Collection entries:
####
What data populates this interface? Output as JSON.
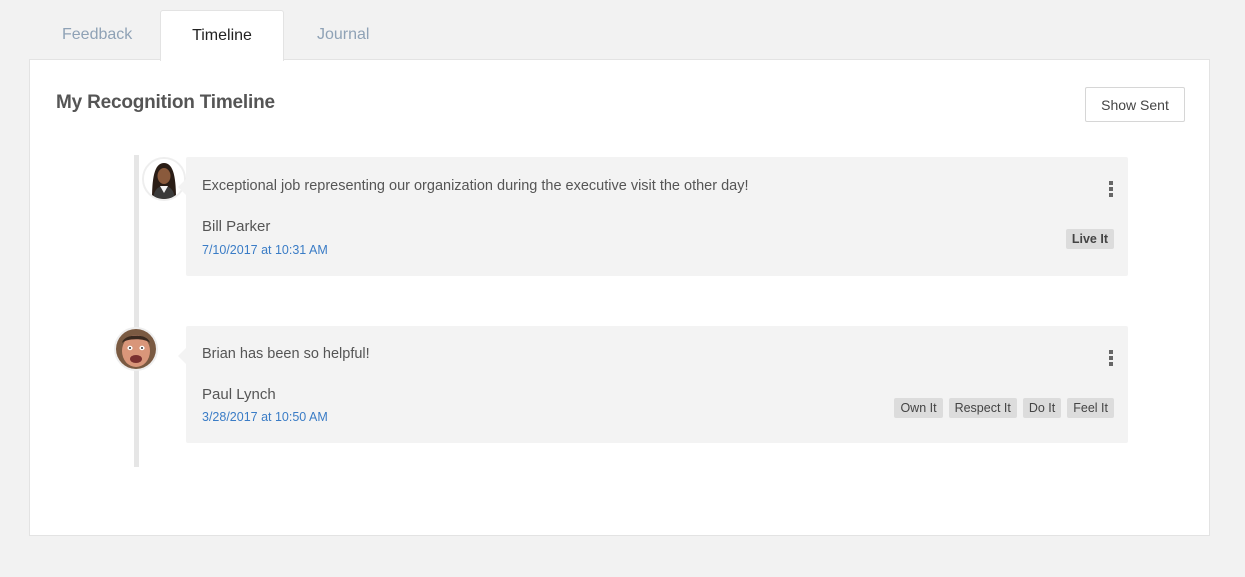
{
  "tabs": [
    {
      "label": "Feedback",
      "active": false
    },
    {
      "label": "Timeline",
      "active": true
    },
    {
      "label": "Journal",
      "active": false
    }
  ],
  "panel": {
    "title": "My Recognition Timeline",
    "show_sent_label": "Show Sent"
  },
  "entries": [
    {
      "message": "Exceptional job representing our organization during the executive visit the other day!",
      "author": "Bill Parker",
      "date": "7/10/2017 at 10:31 AM",
      "tags": [
        "Live It"
      ],
      "avatar": "woman-avatar"
    },
    {
      "message": "Brian has been so helpful!",
      "author": "Paul Lynch",
      "date": "3/28/2017 at 10:50 AM",
      "tags": [
        "Own It",
        "Respect It",
        "Do It",
        "Feel It"
      ],
      "avatar": "man-avatar"
    }
  ],
  "colors": {
    "background": "#f2f2f2",
    "card": "#f3f3f3",
    "date_link": "#3a7cc6",
    "tag": "#dcdcdc",
    "inactive_tab": "#8fa2b6"
  }
}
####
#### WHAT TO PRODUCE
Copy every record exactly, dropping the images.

#### WRITTEN RESPONSE
What data populates this interface? Output as JSON.
{
  "tabs": [
    {
      "label": "Feedback",
      "active": false
    },
    {
      "label": "Timeline",
      "active": true
    },
    {
      "label": "Journal",
      "active": false
    }
  ],
  "panel": {
    "title": "My Recognition Timeline",
    "show_sent_label": "Show Sent"
  },
  "entries": [
    {
      "message": "Exceptional job representing our organization during the executive visit the other day!",
      "author": "Bill Parker",
      "date": "7/10/2017 at 10:31 AM",
      "tags": [
        "Live It"
      ],
      "avatar": "woman-avatar"
    },
    {
      "message": "Brian has been so helpful!",
      "author": "Paul Lynch",
      "date": "3/28/2017 at 10:50 AM",
      "tags": [
        "Own It",
        "Respect It",
        "Do It",
        "Feel It"
      ],
      "avatar": "man-avatar"
    }
  ],
  "colors": {
    "background": "#f2f2f2",
    "card": "#f3f3f3",
    "date_link": "#3a7cc6",
    "tag": "#dcdcdc",
    "inactive_tab": "#8fa2b6"
  }
}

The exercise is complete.